Peter Buchholz wrote:
> I would probably bet money on the fact that when a bipedal animal learns to
> walk it falls a lot and learns how to take falls to lessen the impact of
> falling hard. Humans learn to fall on their butts, but not their tailbones
> if they fall backwards, and learn to break their fall with their arms, so
> they don't smash their head if falling forward.
Do whatever you want, I'll still bet your butt hurt like hell. Be
glad you don't weigh five tons. What would be the T.rex equivalent of a
gluteus maximus? T.rex would have to land on SOMETHING, and as massive
as it was, this means that something would be very likely to get broken.
> When was the last time you fell? The last time I fell (besides this
> morning) was probably four years ago (not counting skiing etc..)
> when I fainted.
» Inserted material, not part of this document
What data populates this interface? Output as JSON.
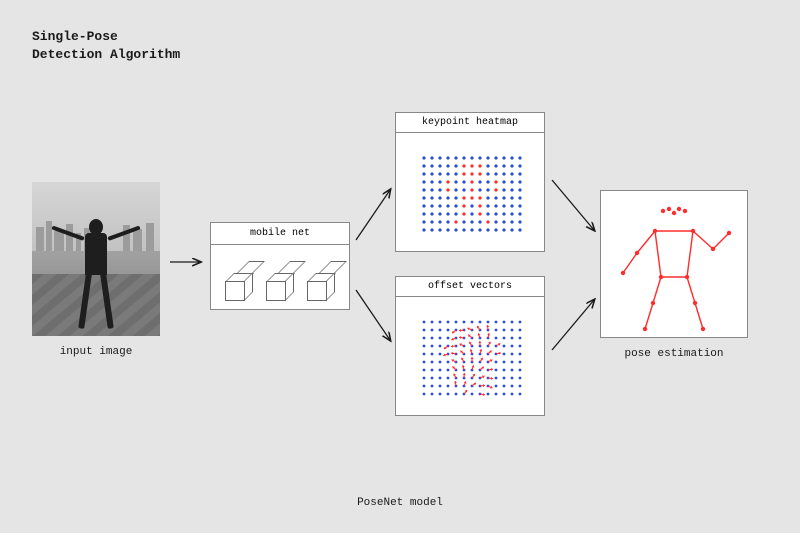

Tripping in bipeds is probably very common, but
> actually falling down isn't.
If you ran every time you needed to get dinner over uneven and
possibly obstacle ridden ground, especially if your attention was focused
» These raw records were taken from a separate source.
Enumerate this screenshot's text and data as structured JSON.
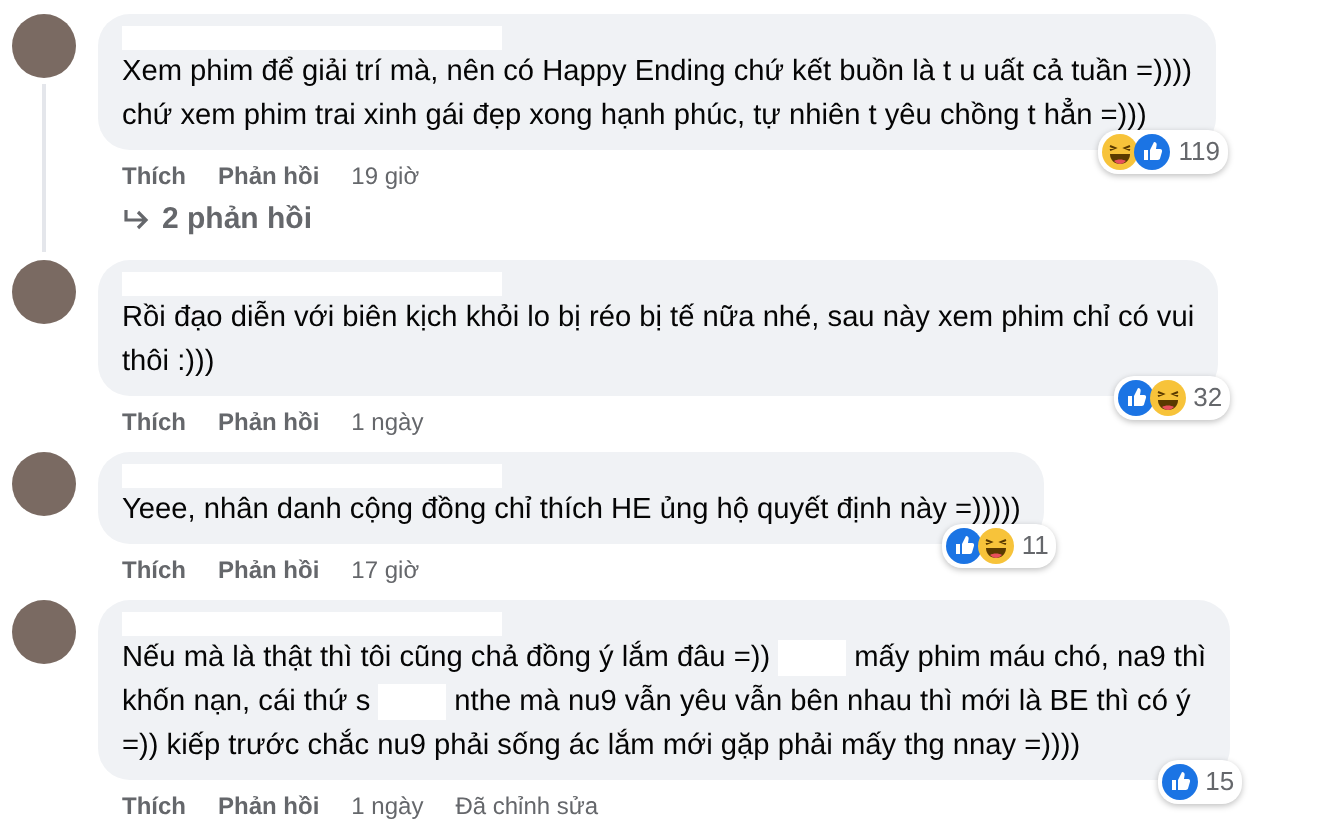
{
  "comments": [
    {
      "lines": [
        [
          {
            "kind": "text",
            "text": "Xem phim để giải trí mà, nên có Happy Ending chứ kết buồn là t u uất cả tuần =))))"
          }
        ],
        [
          {
            "kind": "text",
            "text": "chứ xem phim trai xinh gái đẹp xong hạnh phúc, tự nhiên t yêu chồng t hẳn =)))"
          }
        ]
      ],
      "reactions": [
        {
          "kind": "haha"
        },
        {
          "kind": "like"
        }
      ],
      "reaction_count": "119",
      "like": "Thích",
      "reply": "Phản hồi",
      "time": "19 giờ",
      "replies_link": "2 phản hồi"
    },
    {
      "lines": [
        [
          {
            "kind": "text",
            "text": "Rồi đạo diễn với biên kịch khỏi lo bị réo bị tế nữa nhé, sau này xem phim chỉ có vui"
          }
        ],
        [
          {
            "kind": "text",
            "text": "thôi :)))"
          }
        ]
      ],
      "reactions": [
        {
          "kind": "like"
        },
        {
          "kind": "haha"
        }
      ],
      "reaction_count": "32",
      "like": "Thích",
      "reply": "Phản hồi",
      "time": "1 ngày"
    },
    {
      "lines": [
        [
          {
            "kind": "text",
            "text": "Yeee, nhân danh cộng đồng chỉ thích HE ủng hộ quyết định này =)))))"
          }
        ]
      ],
      "reactions": [
        {
          "kind": "like"
        },
        {
          "kind": "haha"
        }
      ],
      "reaction_count": "11",
      "like": "Thích",
      "reply": "Phản hồi",
      "time": "17 giờ"
    },
    {
      "lines": [
        [
          {
            "kind": "text",
            "text": "Nếu mà là thật thì tôi cũng chả đồng ý lắm đâu =))"
          },
          {
            "kind": "redacted"
          },
          {
            "kind": "text",
            "text": "mấy phim máu chó, na9 thì"
          }
        ],
        [
          {
            "kind": "text",
            "text": "khốn nạn, cái thứ s"
          },
          {
            "kind": "redacted"
          },
          {
            "kind": "text",
            "text": "nthe mà nu9 vẫn yêu vẫn bên nhau thì mới là BE thì có ý"
          }
        ],
        [
          {
            "kind": "text",
            "text": "=)) kiếp trước chắc nu9 phải sống ác lắm mới gặp phải mấy thg nnay =))))"
          }
        ]
      ],
      "reactions": [
        {
          "kind": "like"
        }
      ],
      "reaction_count": "15",
      "like": "Thích",
      "reply": "Phản hồi",
      "time": "1 ngày",
      "edited": "Đã chỉnh sửa"
    }
  ]
}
largely on your dinner which was trying really hard not to get caught,
tripping and falling might well be more common.
Habitually jogging on nice, straight, flat sidewalks and tracks, or
even frequently tripping over cracks in the sidewalk while you are walking
don't really illustrate a T.rex's situation.
> animal because it'd be scared of falling. The overall gains from being a
> big, fast carnivore outway the possible hazards by a tremendous margin. So
> what if one T rex couldn't recover from being tripped? One hundred more are
> eating fresh Triceratops.
Getting killed one out a hundred times you chase your prey isn't
a tremendous overall gain. Catching prey isn't a once in a lifetime
occurrence, but something that is done habitually throughout a predator's
lifetime. How often would one have to be unlucky?
What exactly are you arguing? That falling for a T.rex
wasn't much more likely, dangerous, or even potentially lethal then
it is for modern predators, that it HAD to run faster then 15
mph to catch its prey, or that it HAD to catch its prey every single time
to get by?